Beef is raised in many of the most sensitive and important ecosystems around the world, including the North America’s great plains, the Brazilian Amazon, the savannahs of Southern Africa and the Great Barrier Reef watershed of Australia.
With the global population expected to exceed 9 billion by 2050 and income levels rising, demand for beef is increasing and will only grow. Yet beef production requires a lot of land, water and energy, and generates considerable waste. It is thus essential to improve its sustainability globally.
There are many ways beef production—when sustainably managed—can achieve conservation benefits. Grazing maintains the health of grasslands, improves soil quality with manure, and preserves open space and wildlife habitat. Additionally, carbon is sequestered in the grasses and soils of grazing lands. Beef production also provides social benefits by sustaining livelihoods and community vibrancy in rural areas where grasslands dominate.
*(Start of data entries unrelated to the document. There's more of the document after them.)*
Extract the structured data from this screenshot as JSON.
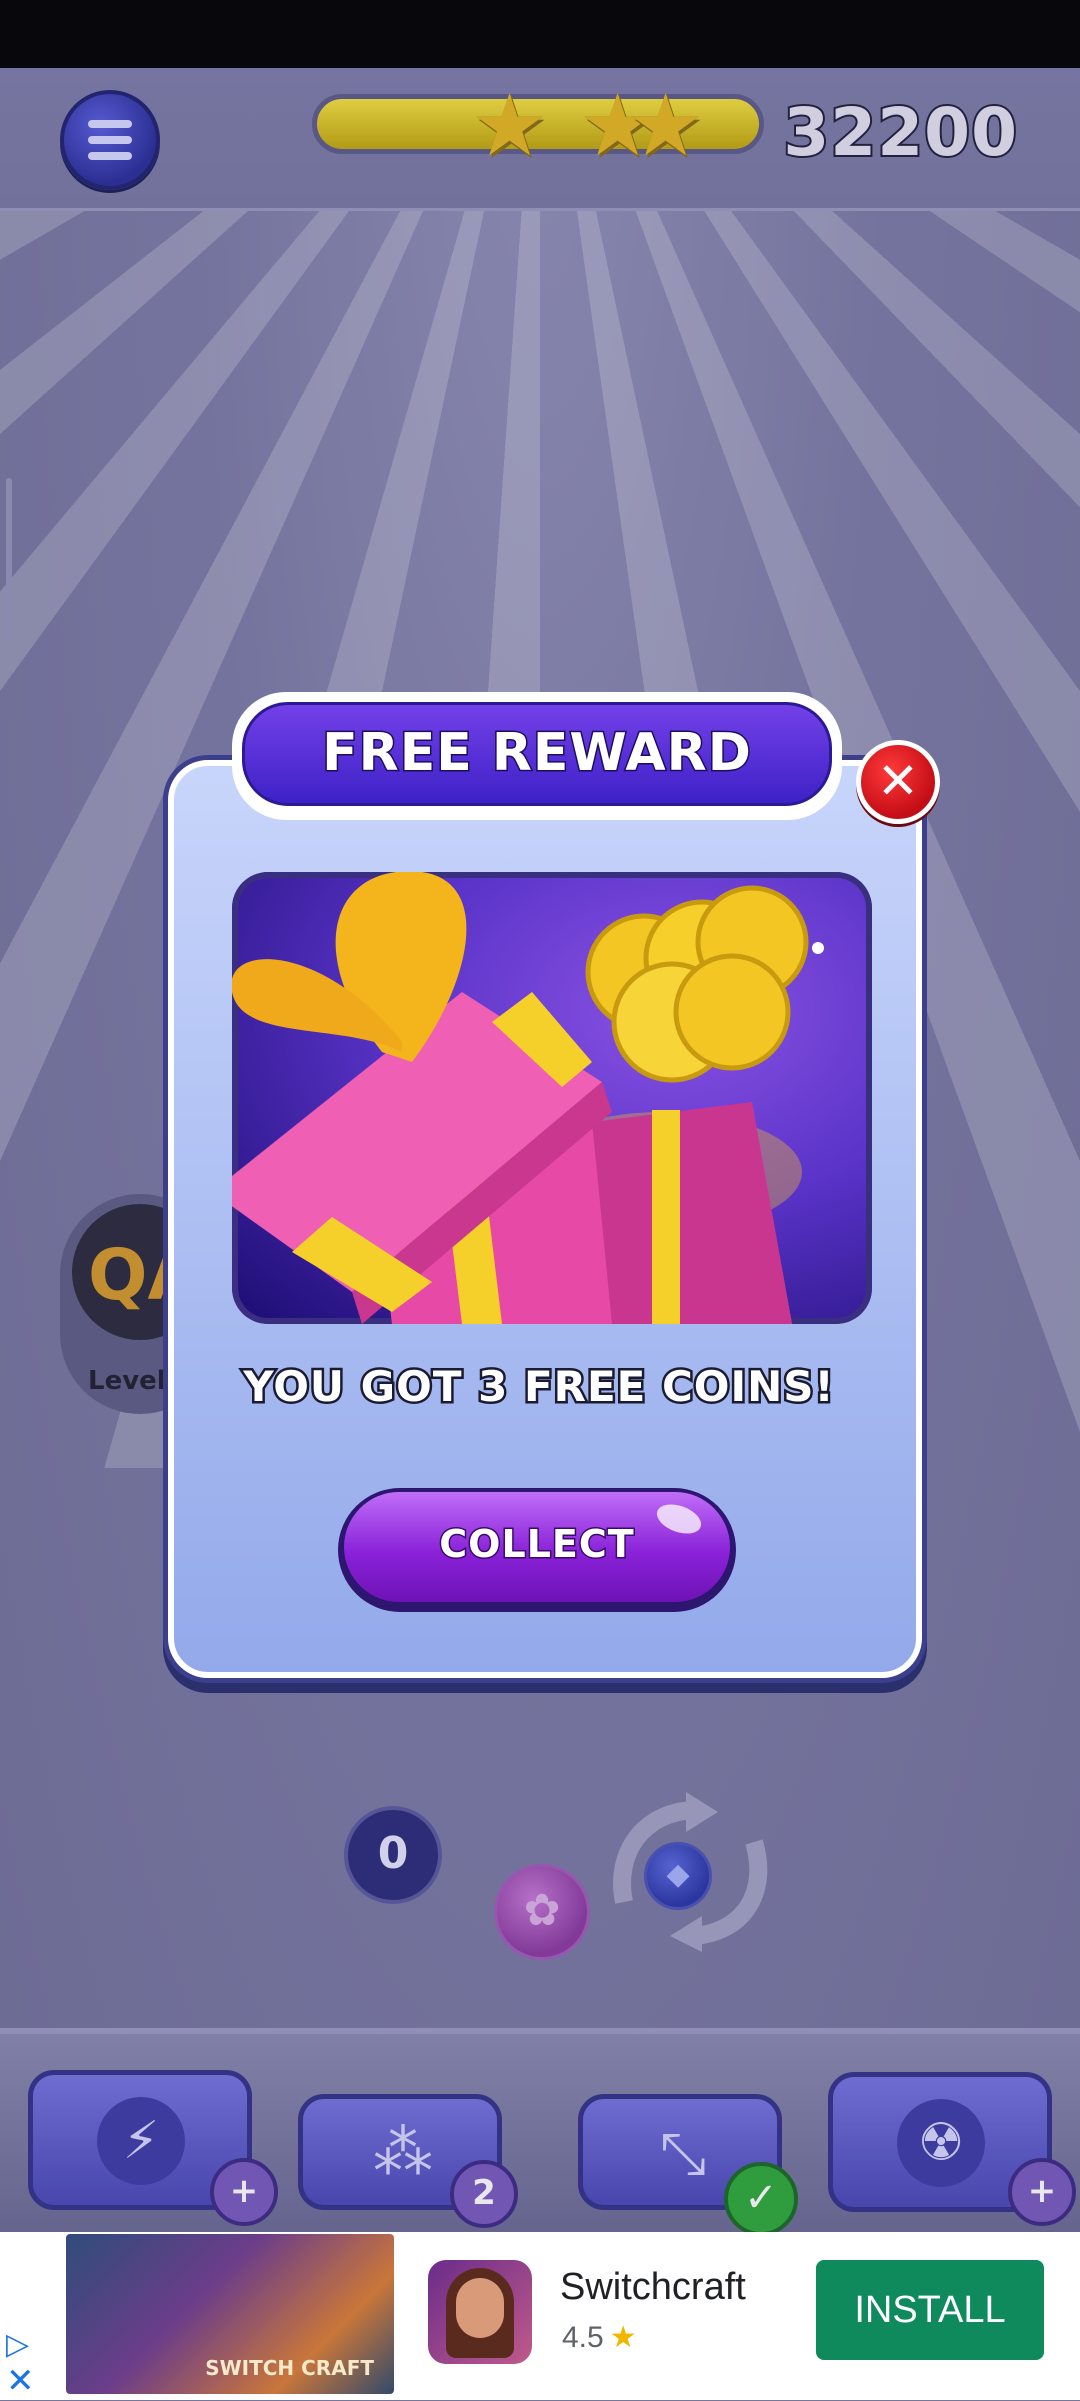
{
  "header": {
    "menu_icon": "hamburger-menu-icon",
    "score": "32200",
    "stars_earned": 3,
    "progress_fill": 1.0
  },
  "background": {
    "level_badge_text": "QA",
    "level_label": "Level"
  },
  "popup": {
    "title": "FREE REWARD",
    "close_icon": "close-icon",
    "message": "YOU GOT 3 FREE COINS!",
    "collect_label": "COLLECT",
    "illustration": "gift-box-with-coins"
  },
  "play_area": {
    "counter_value": "0",
    "current_ball_icon": "flower-ball-icon",
    "next_ball_icon": "diamond-ball-icon",
    "swap_icon": "swap-arrows-icon"
  },
  "boosters": [
    {
      "icon": "lightning-icon",
      "badge": "+"
    },
    {
      "icon": "split-icon",
      "badge": "2"
    },
    {
      "icon": "aim-line-icon",
      "badge": "✓"
    },
    {
      "icon": "radiation-icon",
      "badge": "+"
    }
  ],
  "ad": {
    "app_name": "Switchcraft",
    "rating": "4.5",
    "install_label": "INSTALL",
    "thumbnail_text": "SWITCH CRAFT",
    "colors": {
      "install": "#0f8a5c",
      "star": "#f2b600"
    }
  }
}
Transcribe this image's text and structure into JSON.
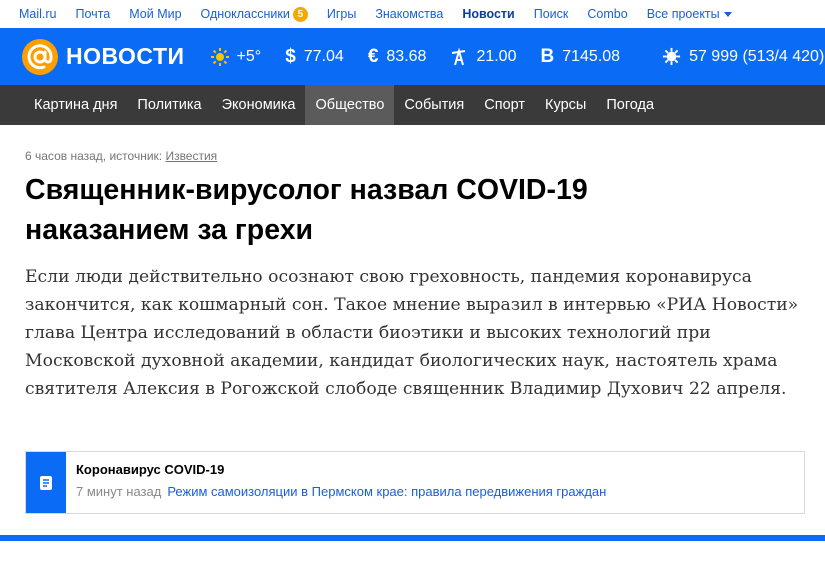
{
  "portal": {
    "links": [
      {
        "label": "Mail.ru"
      },
      {
        "label": "Почта"
      },
      {
        "label": "Мой Мир"
      },
      {
        "label": "Одноклассники",
        "badge": "5"
      },
      {
        "label": "Игры"
      },
      {
        "label": "Знакомства"
      },
      {
        "label": "Новости",
        "active": true
      },
      {
        "label": "Поиск"
      },
      {
        "label": "Combo"
      },
      {
        "label": "Все проекты",
        "dropdown": true
      }
    ]
  },
  "header": {
    "logo_text": "НОВОСТИ",
    "colors": {
      "brand_blue": "#0a6cf5",
      "logo_orange": "#ff9e00"
    },
    "widgets": [
      {
        "icon": "sun-icon",
        "value": "+5°"
      },
      {
        "icon": "dollar-icon",
        "symbol": "$",
        "value": "77.04"
      },
      {
        "icon": "euro-icon",
        "symbol": "€",
        "value": "83.68"
      },
      {
        "icon": "oil-derrick-icon",
        "value": "21.00"
      },
      {
        "icon": "bitcoin-icon",
        "symbol": "B",
        "value": "7145.08"
      },
      {
        "icon": "virus-icon",
        "value": "57 999 (513/4 420)"
      }
    ]
  },
  "nav": {
    "items": [
      {
        "label": "Картина дня"
      },
      {
        "label": "Политика"
      },
      {
        "label": "Экономика"
      },
      {
        "label": "Общество",
        "active": true
      },
      {
        "label": "События"
      },
      {
        "label": "Спорт"
      },
      {
        "label": "Курсы"
      },
      {
        "label": "Погода"
      }
    ]
  },
  "article": {
    "meta_prefix": "6 часов назад, источник: ",
    "source": "Известия",
    "title": "Священник-вирусолог назвал COVID-19 наказанием за грехи",
    "lead": "Если люди действительно осознают свою греховность, пандемия коронавируса закончится, как кошмарный сон. Такое мнение выразил в интервью «РИА Новости» глава Центра исследований в области биоэтики и высоких технологий при Московской духовной академии, кандидат биологических наук, настоятель храма святителя Алексия в Рогожской слободе священник Владимир Духович 22 апреля."
  },
  "related": {
    "title": "Коронавирус COVID-19",
    "time": "7 минут назад",
    "link": "Режим самоизоляции в Пермском крае: правила передвижения граждан"
  }
}
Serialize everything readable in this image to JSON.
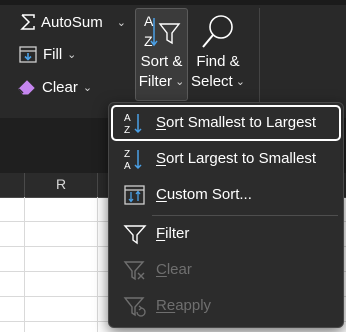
{
  "ribbon": {
    "autosum": {
      "label": "AutoSum",
      "icon": "sigma-icon"
    },
    "fill": {
      "label": "Fill",
      "icon": "fill-down-icon"
    },
    "clear": {
      "label": "Clear",
      "icon": "eraser-icon"
    },
    "sort_filter": {
      "line1": "Sort &",
      "line2": "Filter",
      "icon": "sort-filter-icon"
    },
    "find_select": {
      "line1": "Find &",
      "line2": "Select",
      "icon": "magnifier-icon"
    }
  },
  "sheet": {
    "column_label": "R"
  },
  "menu": {
    "items": [
      {
        "name": "sort-smallest-to-largest",
        "accel": "S",
        "rest": "ort Smallest to Largest",
        "icon": "sort-ascending-icon",
        "disabled": false
      },
      {
        "name": "sort-largest-to-smallest",
        "accel": "S",
        "rest": "ort Largest to Smallest",
        "icon": "sort-descending-icon",
        "disabled": false
      },
      {
        "name": "custom-sort",
        "accel": "C",
        "rest": "ustom Sort...",
        "icon": "custom-sort-icon",
        "disabled": false
      },
      {
        "name": "filter",
        "accel": "F",
        "rest": "ilter",
        "icon": "filter-icon",
        "disabled": false
      },
      {
        "name": "clear-filter",
        "accel": "C",
        "rest": "lear",
        "icon": "clear-filter-icon",
        "disabled": true
      },
      {
        "name": "reapply-filter",
        "accel": "Re",
        "rest": "apply",
        "icon": "reapply-filter-icon",
        "disabled": true
      }
    ]
  },
  "colors": {
    "ribbon_bg": "#292929",
    "menu_bg": "#2c2c2c",
    "text": "#ffffff",
    "disabled_text": "#6f6f6f",
    "accent_blue": "#4aa0e6",
    "accent_purple": "#c586f0"
  }
}
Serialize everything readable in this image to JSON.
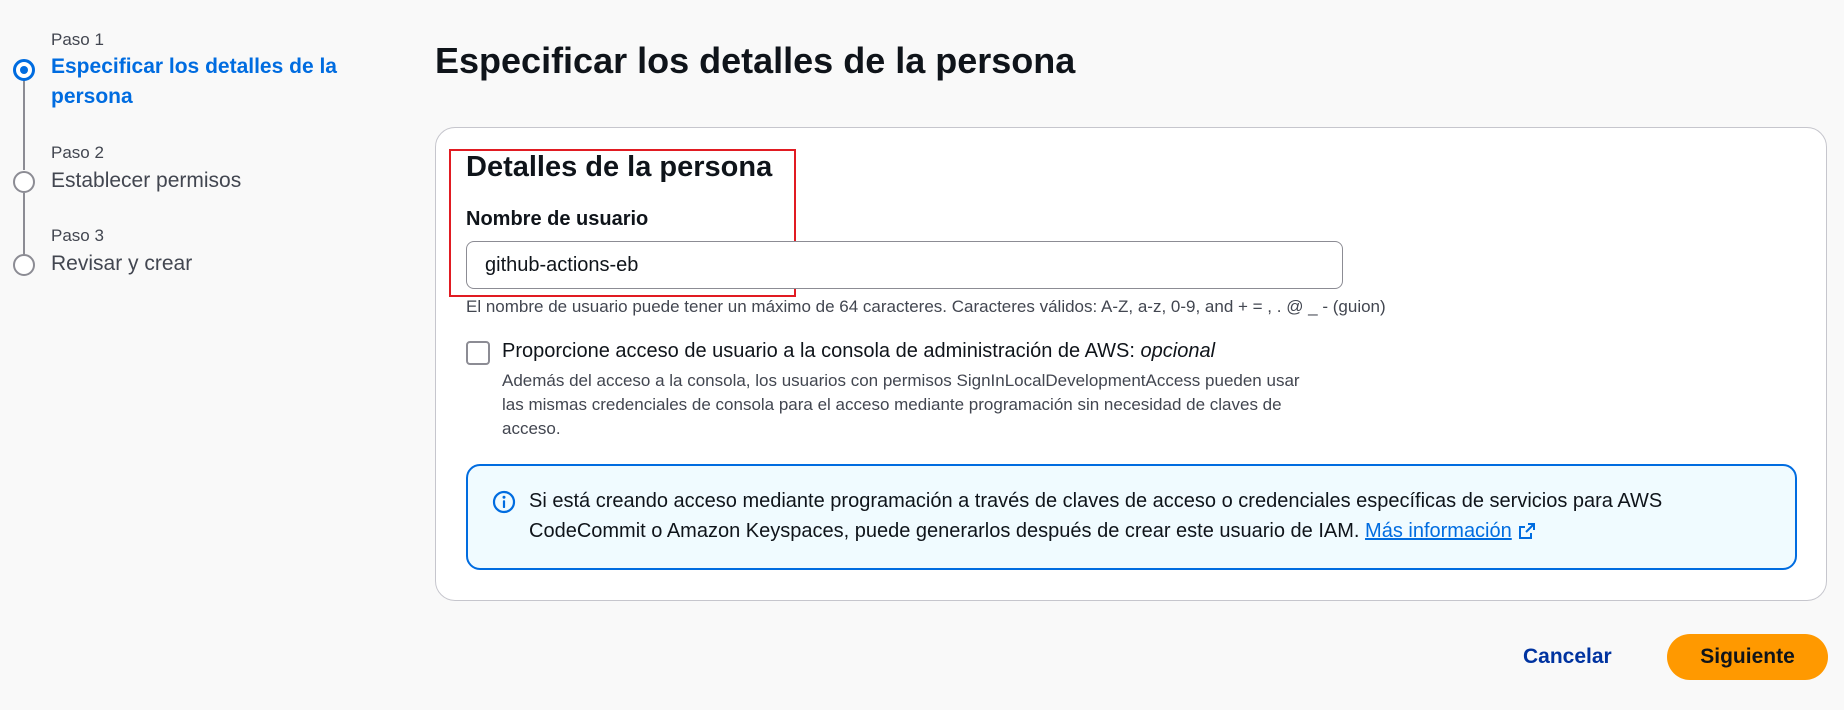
{
  "stepper": {
    "steps": [
      {
        "number": "Paso 1",
        "label": "Especificar los detalles de la persona",
        "state": "active"
      },
      {
        "number": "Paso 2",
        "label": "Establecer permisos",
        "state": "inactive"
      },
      {
        "number": "Paso 3",
        "label": "Revisar y crear",
        "state": "inactive"
      }
    ]
  },
  "main": {
    "page_title": "Especificar los detalles de la persona",
    "section_title": "Detalles de la persona",
    "username": {
      "label": "Nombre de usuario",
      "value": "github-actions-eb",
      "constraint": "El nombre de usuario puede tener un máximo de 64 caracteres. Caracteres válidos: A-Z, a-z, 0-9, and + = , . @ _ - (guion)"
    },
    "console_access": {
      "label": "Proporcione acceso de usuario a la consola de administración de AWS:",
      "optional": "opcional",
      "checked": false,
      "description": "Además del acceso a la consola, los usuarios con permisos SignInLocalDevelopmentAccess pueden usar las mismas credenciales de consola para el acceso mediante programación sin necesidad de claves de acceso."
    },
    "info": {
      "text": "Si está creando acceso mediante programación a través de claves de acceso o credenciales específicas de servicios para AWS CodeCommit o Amazon Keyspaces, puede generarlos después de crear este usuario de IAM.",
      "link": "Más información"
    }
  },
  "footer": {
    "cancel": "Cancelar",
    "next": "Siguiente"
  },
  "colors": {
    "accent": "#006ce0",
    "primary_button": "#ff9900",
    "highlight": "#e11b22",
    "info_bg": "#f0fbff"
  }
}
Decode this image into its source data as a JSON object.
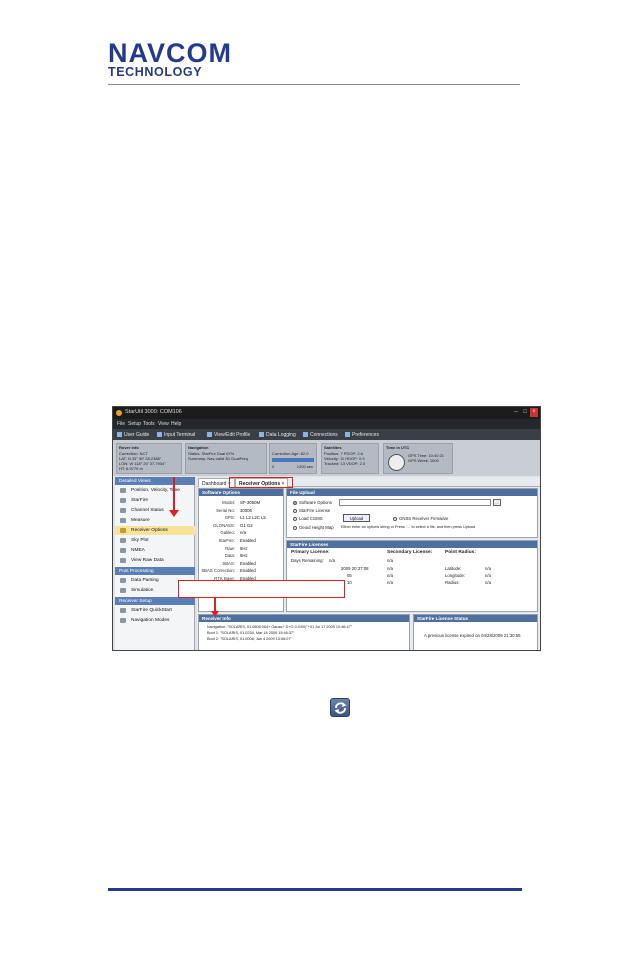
{
  "header": {
    "logo_main": "NAVCOM",
    "logo_sub": "TECHNOLOGY"
  },
  "colors": {
    "brand": "#243a8c",
    "highlight": "#e02020",
    "panel_header": "#4f6f9f"
  },
  "screenshot": {
    "window_title": "StarUtil 3000: COM106",
    "menu": [
      "File",
      "Setup",
      "Tools",
      "View",
      "Help"
    ],
    "toolbar": [
      "User Guide",
      "Input Terminal",
      "View/Edit Profile",
      "Data Logging",
      "Connections",
      "Preferences"
    ],
    "status": {
      "rover_info": {
        "title": "Rover Info",
        "line1": "Correction: NCT",
        "line2": "LAT: N 33° 50' 28.2388\"",
        "line3": "LON: W 118° 20' 37.7934\"",
        "line4": "HT: 6.9779 m"
      },
      "navigation": {
        "title": "Navigation",
        "line1": "Status: StarFire Dual 67%",
        "line2": "Summary: Nav-valid 3D DualFreq",
        "line3": "Correction Age: 82.0",
        "line4": "0",
        "line5": "1200 sec"
      },
      "satellites": {
        "title": "Satellites",
        "line1": "Position: 7    PDOP: 2.6",
        "line2": "Velocity: 11   HDOP: 0.9",
        "line3": "Tracked: 13    VDOP: 2.0"
      },
      "time": {
        "title": "Time in UTC",
        "line1": "GPS Time: 10:40:21",
        "line2": "GPS Week: 1500"
      }
    },
    "sidebar": {
      "detailed_views_title": "Detailed Views",
      "detailed_views": [
        "Position, Velocity, Time",
        "StarFire",
        "Channel Status",
        "Measure",
        "Receiver Options",
        "Sky Plot",
        "NMEA",
        "View Raw Data"
      ],
      "post_processing_title": "Post Processing",
      "post_processing": [
        "Data Parsing",
        "Simulation"
      ],
      "receiver_setup_title": "Receiver Setup",
      "receiver_setup": [
        "StarFire QuickStart",
        "Navigation Modes"
      ]
    },
    "tabs": {
      "dashboard": "Dashboard",
      "receiver_options": "Receiver Options"
    },
    "software_options": {
      "title": "Software Options",
      "rows": [
        {
          "label": "Model:",
          "value": "SF-3050M"
        },
        {
          "label": "Serial No:",
          "value": "30006"
        },
        {
          "label": "GPS:",
          "value": "L1 L2 L2C L5"
        },
        {
          "label": "GLONASS:",
          "value": "G1 G2"
        },
        {
          "label": "Galileo:",
          "value": "n/a"
        },
        {
          "label": "StarFire:",
          "value": "Enabled"
        },
        {
          "label": "Raw:",
          "value": "5Hz"
        },
        {
          "label": "Data:",
          "value": "5Hz"
        },
        {
          "label": "SBAS:",
          "value": "Enabled"
        },
        {
          "label": "SBAS Correction:",
          "value": "Enabled"
        },
        {
          "label": "RTK Base:",
          "value": "Enabled"
        }
      ]
    },
    "file_upload": {
      "title": "File Upload",
      "opt_software": "Software Options",
      "opt_starfire": "StarFire License",
      "opt_load": "Load CGMS",
      "opt_geoid": "Geoid Height Map",
      "upload_button": "Upload",
      "opt_gnss": "GNSS Receiver Firmware",
      "hint": "Either enter an options string or Press '...' to select a file, and then press Upload"
    },
    "starfire_licenses": {
      "title": "StarFire Licenses",
      "h_primary": "Primary License:",
      "h_secondary": "Secondary License:",
      "h_point": "Point Radius:",
      "days_label": "Days Remaining:",
      "days_value": "n/a",
      "days_sec": "n/a",
      "row2_mid": "2009 20:37:08",
      "row2_sec": "n/a",
      "row2_point_label": "Latitude:",
      "row2_point_value": "n/a",
      "row3_mid": "05",
      "row3_sec": "n/a",
      "row3_point_label": "Longitude:",
      "row3_point_value": "n/a",
      "row4_mid": "10",
      "row4_sec": "n/a",
      "row4_point_label": "Radius:",
      "row4_point_value": "n/a"
    },
    "receiver_info": {
      "title": "Receiver Info",
      "line1": "Navigation: \"SOLARIS, 01.0608.064+ Gauss+ D+O.0.0/00)\"+01 Jul 17 2009 10:46:47\"",
      "line2": "Boot 1:  \"SOLARIS, 01.0234, Mar 18 2009 15:46:37\"",
      "line3": "Boot 2:  \"SOLARIS, 01.0008, Jan 4 2009 13:56:07\""
    },
    "license_status": {
      "title": "StarFire License Status",
      "message": "A previous license expired on 04/28/2009 21:30:55"
    }
  }
}
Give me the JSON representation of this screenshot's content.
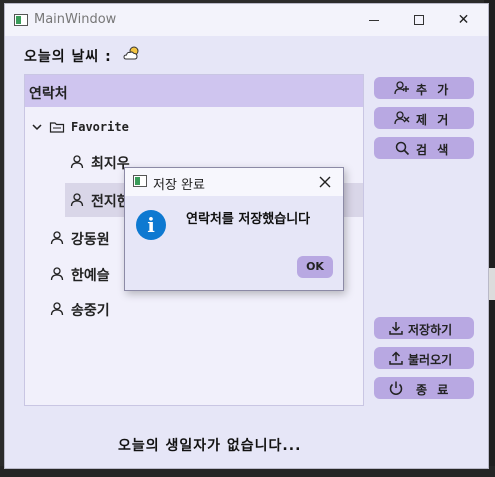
{
  "window": {
    "title": "MainWindow",
    "min_label": "",
    "max_label": "",
    "close_label": "✕"
  },
  "weather": {
    "label": "오늘의 날씨 :",
    "icon": "partly-cloudy-icon"
  },
  "contacts": {
    "header": "연락처",
    "group": "Favorite",
    "items": [
      "최지우",
      "전지현",
      "강동원",
      "한예슬",
      "송중기"
    ]
  },
  "buttons": {
    "add": "추 가",
    "remove": "제 거",
    "search": "검 색",
    "save": "저장하기",
    "load": "불러오기",
    "exit": "종 료"
  },
  "birthday_message": "오늘의 생일자가 없습니다...",
  "dialog": {
    "title": "저장 완료",
    "message": "연락처를 저장했습니다",
    "ok_label": "OK",
    "icon_glyph": "i"
  },
  "colors": {
    "accent": "#b8a8e2",
    "header": "#cfc5ef",
    "info": "#0e79d1",
    "background": "#e6e6f7"
  }
}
In the Northern Great Plains, for example, WWF is partnering with ranchers, recognizing that their viability is key to keeping grasslands intact. When ranchers manage land for long-term health, wildlife and people, everyone wins.
WWF envisions a global marketplace in which all beef is sustainable. By working with producers as well as companies and their supply chains to improve the sustainability of beef production, WWF is helping ensure that consumers have choices for a safe, affordable and sustainable diet.